A report from a partnership between the Burke Foundation and the New Jersey Health Care Quality Institute found that pregnant women who were cared for by midwives had fewer preterm births, fewer cesarean sections, and fewer inductions. They also had better self-esteem and a better relationship with their environment.
Even though there aren’t many birthing centers in the United States, the American Association of Birth Centers list may help you find one.
8. Take care of your friends.
Situational loneliness is a problem that can happen during pregnancy and parenting. It can lead to stress, anxiety, and even sadness. Black women often don’t talk about their problems with their friends and family because they want to keep up the image of the “strong black woman.” When a lack of openness strains relationships, it can be both affirming and limiting.
Even if a mother has a good relationship with a partner, a 2015 study from Arizona State University found that successful friendships are still more important to her happiness. Including your friends in important moments of your pregnancy, keeping the lines of communication open, and being honest about your goals and needs can all help you keep happy and fulfilling friendships during and after your pregnancy.
9. Join the Brown Skin Brunchin’ group
You’re not the only one who already feels lonely and wants to make friends.
Brown Skin Brunchin’, an app that helps Black women and other people of color meet people with similar interests over brunch, makes it easy to make friends. Melinated Moms and Peanut are two other apps and groups that can help you make friends and get help.
10. Take part in passing rites.
Many Black pregnant women feel like they aren’t ready for the obstacles they will face. Some practices can help with this. A Blessingway is a rite of passage in which mothers share advice that can make people feel better.
The focus is on honoring your ancestors and passing on the women’s wisdom in your family or group. Ndour says to ask women to bring a bead. When they give it to you, they can tell you something wise and put it on a string to make a chain.
You can wear that necklace for the rest of your pregnancy or while you’re giving birth. It’s like her armor and a sign that she’s never alone, especially when she needs help from the strong women around her.
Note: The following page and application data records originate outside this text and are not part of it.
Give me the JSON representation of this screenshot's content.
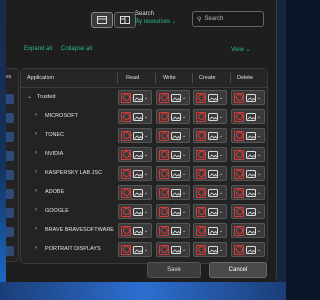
{
  "toolbar": {
    "search_label": "Search",
    "search_scope": "By resources",
    "search_placeholder": "Search"
  },
  "actions": {
    "expand_all": "Expand all",
    "collapse_all": "Collapse all",
    "view": "View"
  },
  "left_panel": {
    "header": "es"
  },
  "grid": {
    "columns": [
      "Application",
      "Read",
      "Write",
      "Create",
      "Delete"
    ],
    "group": "Trusted",
    "rows": [
      "MICROSOFT",
      "TONEC",
      "NVIDIA",
      "KASPERSKY LAB JSC",
      "ADOBE",
      "GOOGLE",
      "BRAVE BRAVESOFTWARE",
      "PORTRAIT DISPLAYS"
    ]
  },
  "buttons": {
    "save": "Save",
    "cancel": "Cancel"
  },
  "colors": {
    "accent": "#2dbc96",
    "deny": "#d03c3c",
    "background": "#1e1e1e"
  }
}
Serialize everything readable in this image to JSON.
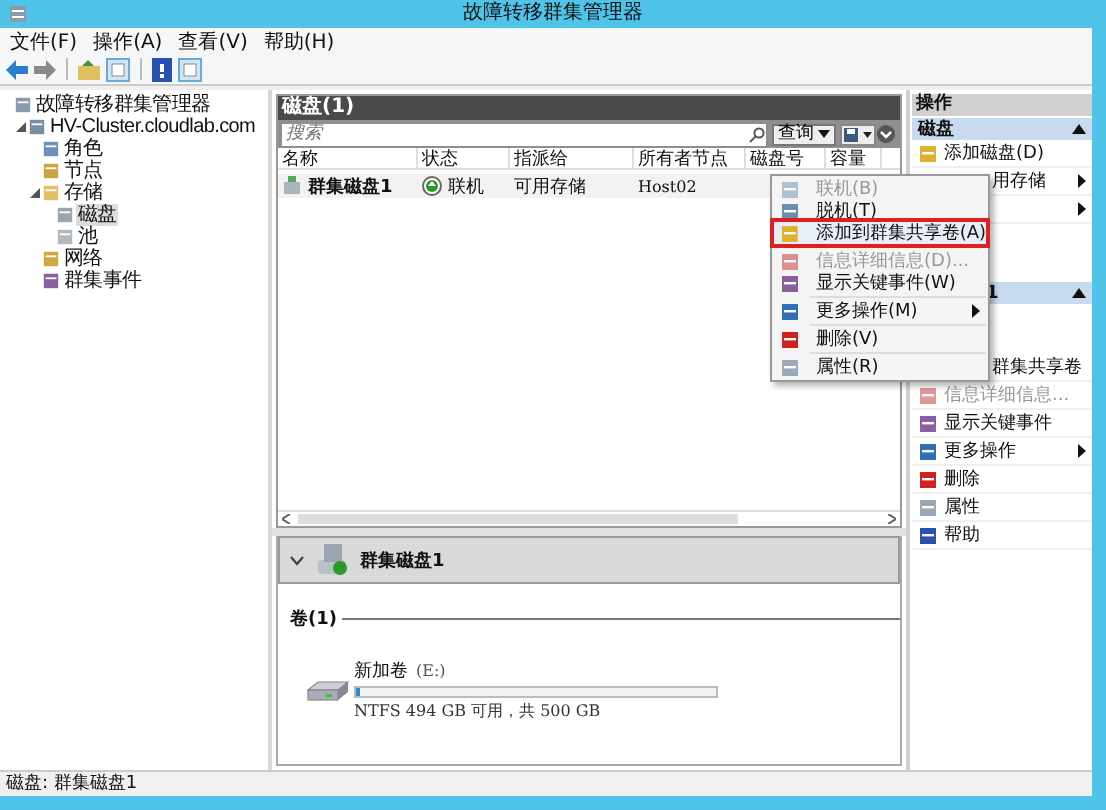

Meaningful articles you might like: What to Expect from Fetal Movements During Pregnancy, Top Pregnancy Concerns (and Why You Shouldn’t Worry), How to Stay Away from Hidden Toxins During Pregnancy